What’s over-reaching? Draw an imaginary line that runs right through the center of your body and out the top of your head. Imagine that this centerline extends for 2 or 3 feet above your head. Now swim backstroke. If your hands cross this centerline when they enter the water, you’re over-reaching.
Why is over-reaching a bad thing? Because it’s hard for your hands to find traction and power in that centerline area and because it makes you zigzag down the pool. You can experiment with this on land. Extend your right arm over your head and let the right hand go across the centerline. Notice what happens to your torso. Is it straight, or have you started to lean? Now try to grab some air with your hand. If that air were water, which way would you be heading straight down the lane or off to one side? Now extend your right arm so that the hand is directly above the shoulder, or even off to the side a little bit at 1 or 2 o’clock. Check you spine, is it straight or leaning? Now grab some air/water, will you send yourself straight or to the side?

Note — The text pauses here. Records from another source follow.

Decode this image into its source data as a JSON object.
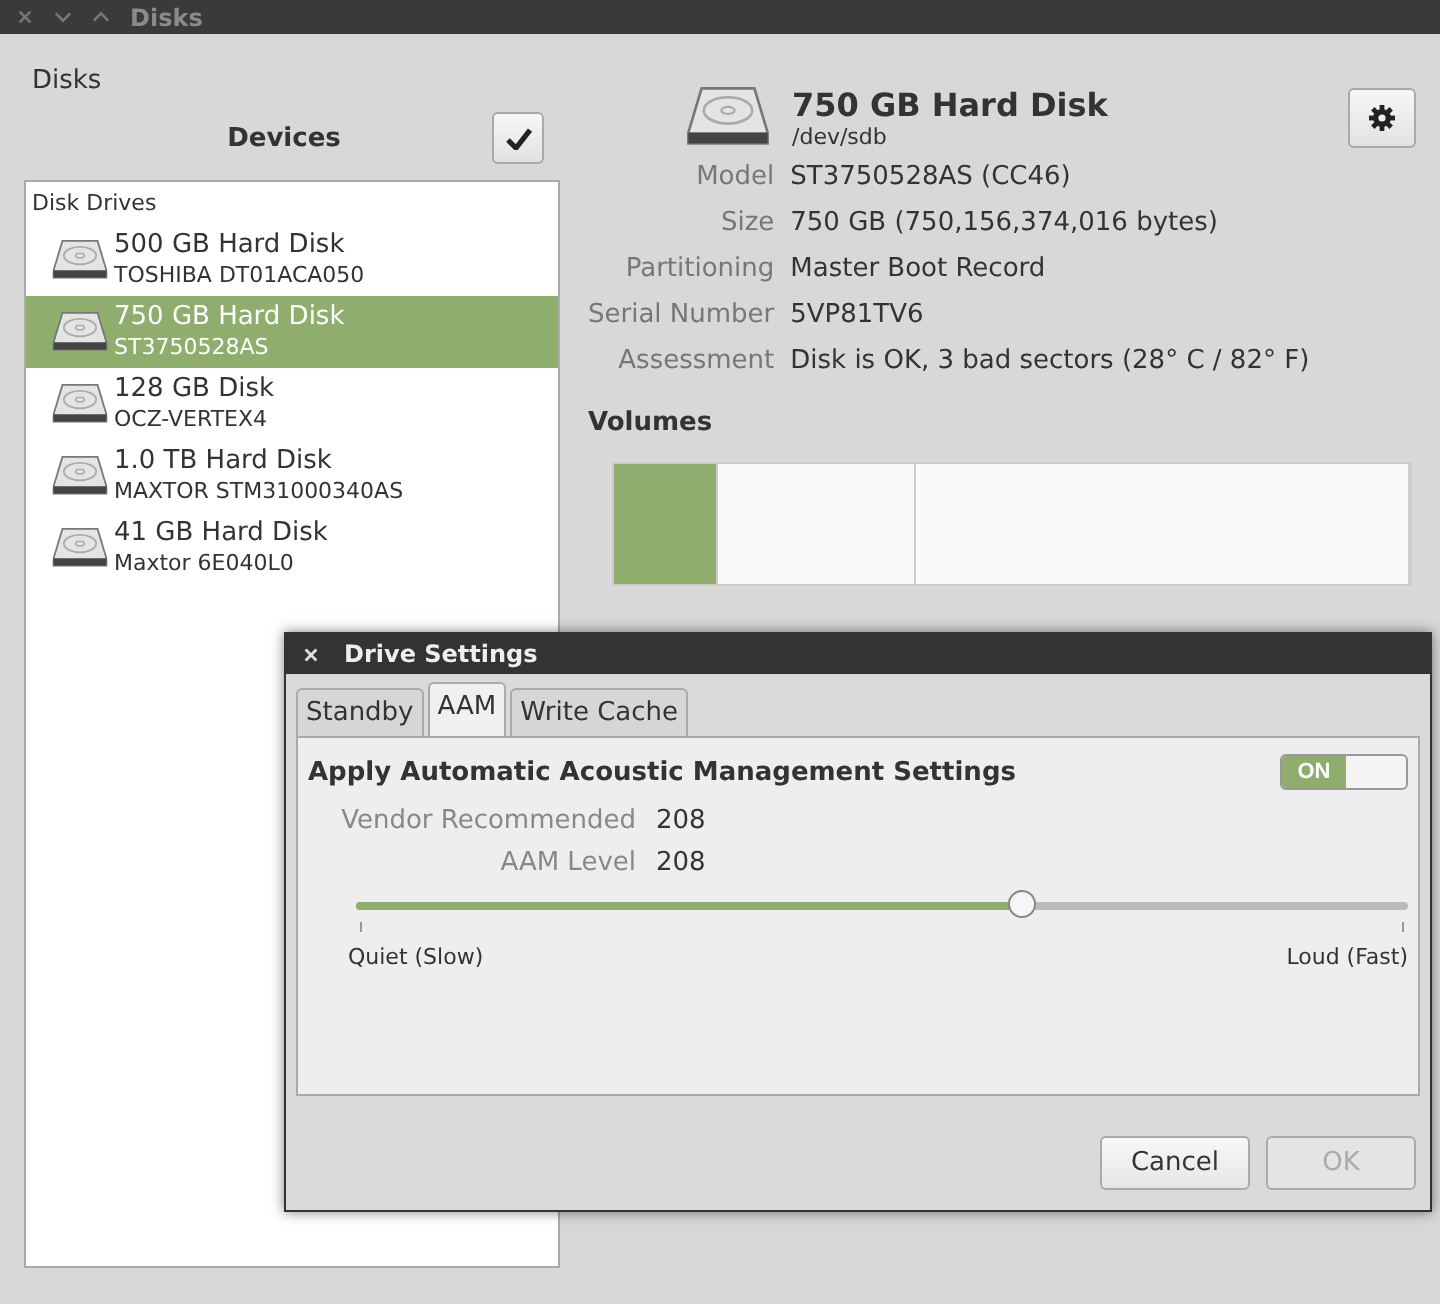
{
  "window": {
    "title": "Disks"
  },
  "header": {
    "title": "Disks"
  },
  "devices": {
    "heading": "Devices",
    "section": "Disk Drives",
    "drives": [
      {
        "name": "500 GB Hard Disk",
        "model": "TOSHIBA DT01ACA050",
        "selected": false
      },
      {
        "name": "750 GB Hard Disk",
        "model": "ST3750528AS",
        "selected": true
      },
      {
        "name": "128 GB Disk",
        "model": "OCZ-VERTEX4",
        "selected": false
      },
      {
        "name": "1.0 TB Hard Disk",
        "model": "MAXTOR STM31000340AS",
        "selected": false
      },
      {
        "name": "41 GB Hard Disk",
        "model": "Maxtor 6E040L0",
        "selected": false
      }
    ]
  },
  "detail": {
    "title": "750 GB Hard Disk",
    "device": "/dev/sdb",
    "fields": [
      {
        "label": "Model",
        "value": "ST3750528AS (CC46)"
      },
      {
        "label": "Size",
        "value": "750 GB (750,156,374,016 bytes)"
      },
      {
        "label": "Partitioning",
        "value": "Master Boot Record"
      },
      {
        "label": "Serial Number",
        "value": "5VP81TV6"
      },
      {
        "label": "Assessment",
        "value": "Disk is OK, 3 bad sectors (28° C / 82° F)"
      }
    ],
    "volumes_heading": "Volumes",
    "volume_segments": [
      {
        "selected": true
      },
      {
        "selected": false
      },
      {
        "selected": false
      }
    ]
  },
  "dialog": {
    "title": "Drive Settings",
    "tabs": [
      {
        "label": "Standby",
        "selected": false
      },
      {
        "label": "AAM",
        "selected": true
      },
      {
        "label": "Write Cache",
        "selected": false
      }
    ],
    "heading": "Apply Automatic Acoustic Management Settings",
    "switch": {
      "label": "ON",
      "on": true
    },
    "rows": [
      {
        "label": "Vendor Recommended",
        "value": "208"
      },
      {
        "label": "AAM Level",
        "value": "208"
      }
    ],
    "slider": {
      "level": 0.634,
      "min_label": "Quiet (Slow)",
      "max_label": "Loud (Fast)"
    },
    "buttons": [
      {
        "label": "Cancel",
        "disabled": false
      },
      {
        "label": "OK",
        "disabled": true
      }
    ]
  }
}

It’s easy to find the right entry point when you are sitting or standing on land. It’s harder when you are swimming and rotating and trying to go fast. Most swimmers THINK that their hands are entering at 11 and 1 or 10 and 2, when in fact they’re over-reaching. No wonder it seems like coaches are always nagging about this.
Why Do It:

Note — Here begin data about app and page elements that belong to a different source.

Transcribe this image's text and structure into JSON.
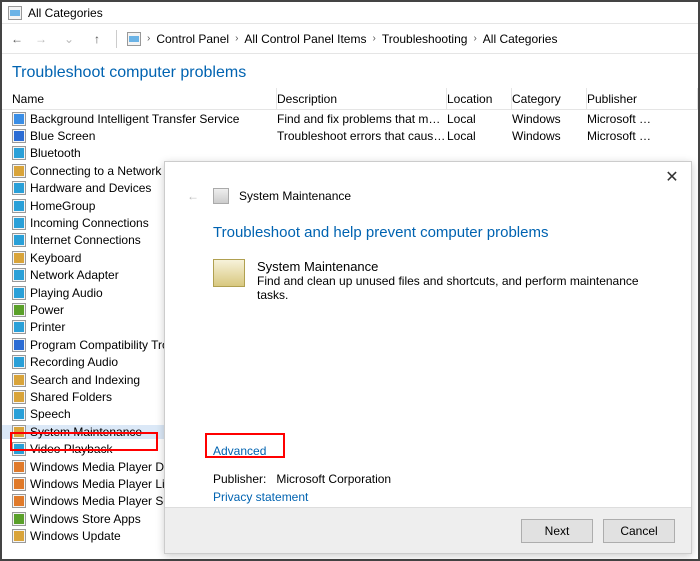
{
  "window_title": "All Categories",
  "breadcrumb": [
    "Control Panel",
    "All Control Panel Items",
    "Troubleshooting",
    "All Categories"
  ],
  "page_heading": "Troubleshoot computer problems",
  "columns": {
    "name": "Name",
    "description": "Description",
    "location": "Location",
    "category": "Category",
    "publisher": "Publisher"
  },
  "rows": [
    {
      "name": "Background Intelligent Transfer Service",
      "desc": "Find and fix problems that may p…",
      "loc": "Local",
      "cat": "Windows",
      "pub": "Microsoft …",
      "color": "#3a8ee6"
    },
    {
      "name": "Blue Screen",
      "desc": "Troubleshoot errors that cause Wi…",
      "loc": "Local",
      "cat": "Windows",
      "pub": "Microsoft …",
      "color": "#2b6cd4"
    },
    {
      "name": "Bluetooth",
      "desc": "",
      "loc": "",
      "cat": "",
      "pub": "",
      "color": "#2aa0d8"
    },
    {
      "name": "Connecting to a Network",
      "desc": "",
      "loc": "",
      "cat": "",
      "pub": "",
      "color": "#d9a43a"
    },
    {
      "name": "Hardware and Devices",
      "desc": "",
      "loc": "",
      "cat": "",
      "pub": "",
      "color": "#2aa0d8"
    },
    {
      "name": "HomeGroup",
      "desc": "",
      "loc": "",
      "cat": "",
      "pub": "",
      "color": "#2aa0d8"
    },
    {
      "name": "Incoming Connections",
      "desc": "",
      "loc": "",
      "cat": "",
      "pub": "",
      "color": "#2aa0d8"
    },
    {
      "name": "Internet Connections",
      "desc": "",
      "loc": "",
      "cat": "",
      "pub": "",
      "color": "#2aa0d8"
    },
    {
      "name": "Keyboard",
      "desc": "",
      "loc": "",
      "cat": "",
      "pub": "",
      "color": "#d9a43a"
    },
    {
      "name": "Network Adapter",
      "desc": "",
      "loc": "",
      "cat": "",
      "pub": "",
      "color": "#2aa0d8"
    },
    {
      "name": "Playing Audio",
      "desc": "",
      "loc": "",
      "cat": "",
      "pub": "",
      "color": "#2aa0d8"
    },
    {
      "name": "Power",
      "desc": "",
      "loc": "",
      "cat": "",
      "pub": "",
      "color": "#5aa02a"
    },
    {
      "name": "Printer",
      "desc": "",
      "loc": "",
      "cat": "",
      "pub": "",
      "color": "#2aa0d8"
    },
    {
      "name": "Program Compatibility Troubleshooter",
      "desc": "",
      "loc": "",
      "cat": "",
      "pub": "",
      "color": "#2b6cd4"
    },
    {
      "name": "Recording Audio",
      "desc": "",
      "loc": "",
      "cat": "",
      "pub": "",
      "color": "#2aa0d8"
    },
    {
      "name": "Search and Indexing",
      "desc": "",
      "loc": "",
      "cat": "",
      "pub": "",
      "color": "#d9a43a"
    },
    {
      "name": "Shared Folders",
      "desc": "",
      "loc": "",
      "cat": "",
      "pub": "",
      "color": "#d9a43a"
    },
    {
      "name": "Speech",
      "desc": "",
      "loc": "",
      "cat": "",
      "pub": "",
      "color": "#2aa0d8"
    },
    {
      "name": "System Maintenance",
      "desc": "",
      "loc": "",
      "cat": "",
      "pub": "",
      "color": "#d9a43a",
      "selected": true
    },
    {
      "name": "Video Playback",
      "desc": "",
      "loc": "",
      "cat": "",
      "pub": "",
      "color": "#2aa0d8"
    },
    {
      "name": "Windows Media Player DVD",
      "desc": "",
      "loc": "",
      "cat": "",
      "pub": "",
      "color": "#e07a2a"
    },
    {
      "name": "Windows Media Player Library",
      "desc": "",
      "loc": "",
      "cat": "",
      "pub": "",
      "color": "#e07a2a"
    },
    {
      "name": "Windows Media Player Settings",
      "desc": "",
      "loc": "",
      "cat": "",
      "pub": "",
      "color": "#e07a2a"
    },
    {
      "name": "Windows Store Apps",
      "desc": "",
      "loc": "",
      "cat": "",
      "pub": "",
      "color": "#5aa02a"
    },
    {
      "name": "Windows Update",
      "desc": "",
      "loc": "",
      "cat": "",
      "pub": "",
      "color": "#d9a43a"
    }
  ],
  "dialog": {
    "label": "System Maintenance",
    "heading": "Troubleshoot and help prevent computer problems",
    "item_title": "System Maintenance",
    "item_desc": "Find and clean up unused files and shortcuts, and perform maintenance tasks.",
    "advanced": "Advanced",
    "publisher_label": "Publisher:",
    "publisher_value": "Microsoft Corporation",
    "privacy": "Privacy statement",
    "next": "Next",
    "cancel": "Cancel"
  }
}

Pull-Buoy Backstroke is 99% guaranteed to make your hands enter at the right spot. The buoyancy from the pull buoy allows you to sit up a bit in the water so you can actually SEE where your hands are entering. The pull buoy also prevents you from kicking, so you will want to speed up your arm cadence a bit, to keep from sinking. The faster turnover, forces you to enter wider than usual and to enter deeper than usual, which is another element of good technique.

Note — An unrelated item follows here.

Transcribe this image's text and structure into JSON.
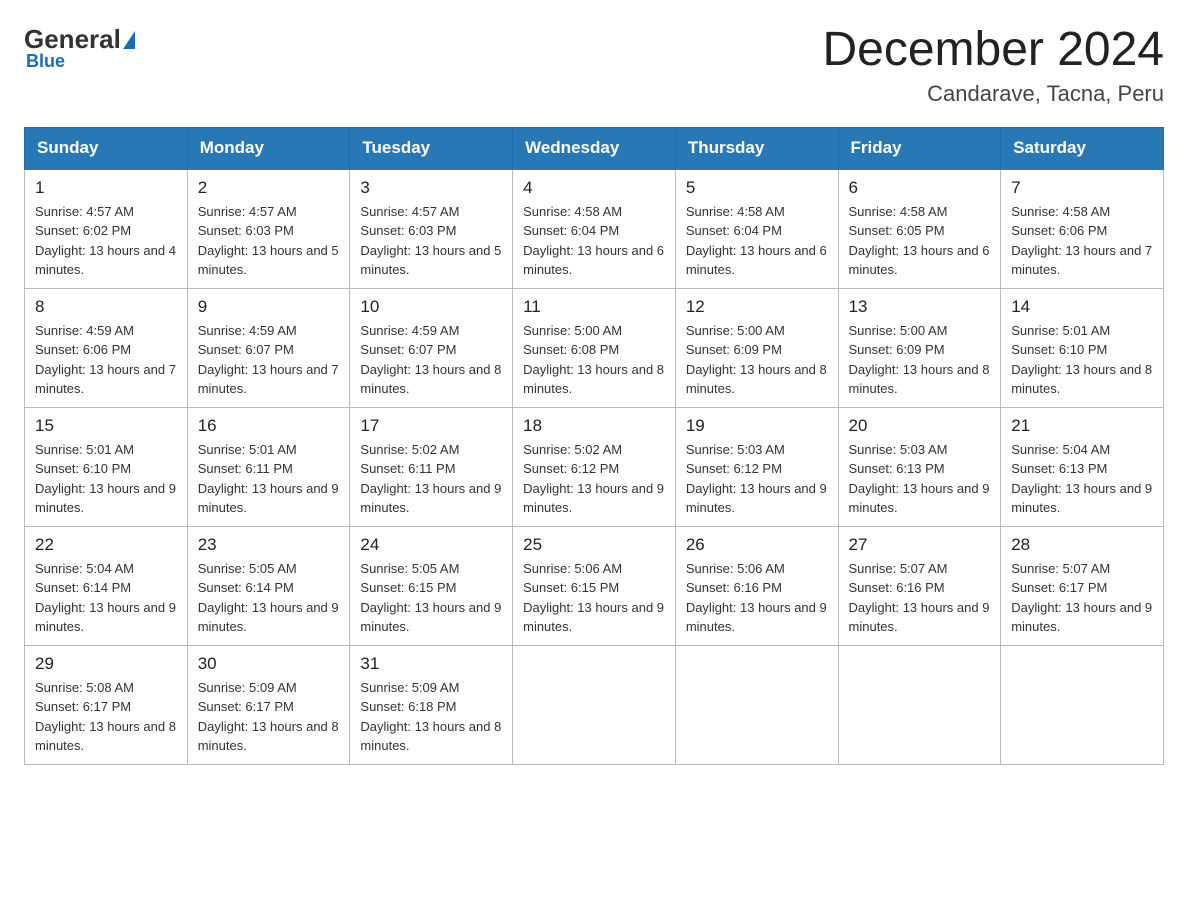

How To Do It:
1. Grab a pull buoy and position it as you would for freestyle.
2. Push off in streamline on your back and start to swim backstroke.
3. Sit up a bit so you can see your hands out of the corners of your eyes.
4. Make sure your hands enter the water pinkie first and at 11 and 1 or 10 and 2. The hands should enter deep and should immediately catch water. It may feel like you are chopping a bit. This is GOOD.
5. Swim about 13 yards like this, then lay your head back in the water and swim the rest of the length as normal backstroke, but with a wide and deep hand entry. Repeat this for several lengths.
How To Do It Really Well (the Fine Points):
When you first try the drill, aim for a slightly choppy feeling with the arms and hands. You don’t want to SPIN your hands or be fast and furious with this drill, but a choppy feeling is OK because this will imprint sending your hands deep into the catch.
As you get better at the drill, smooth it out a little bit. Focus less on the CHOP and more on the CATCH.
After several drill lengths, do a set of short intervals of backstroke. Focus on wide and deep hand entry.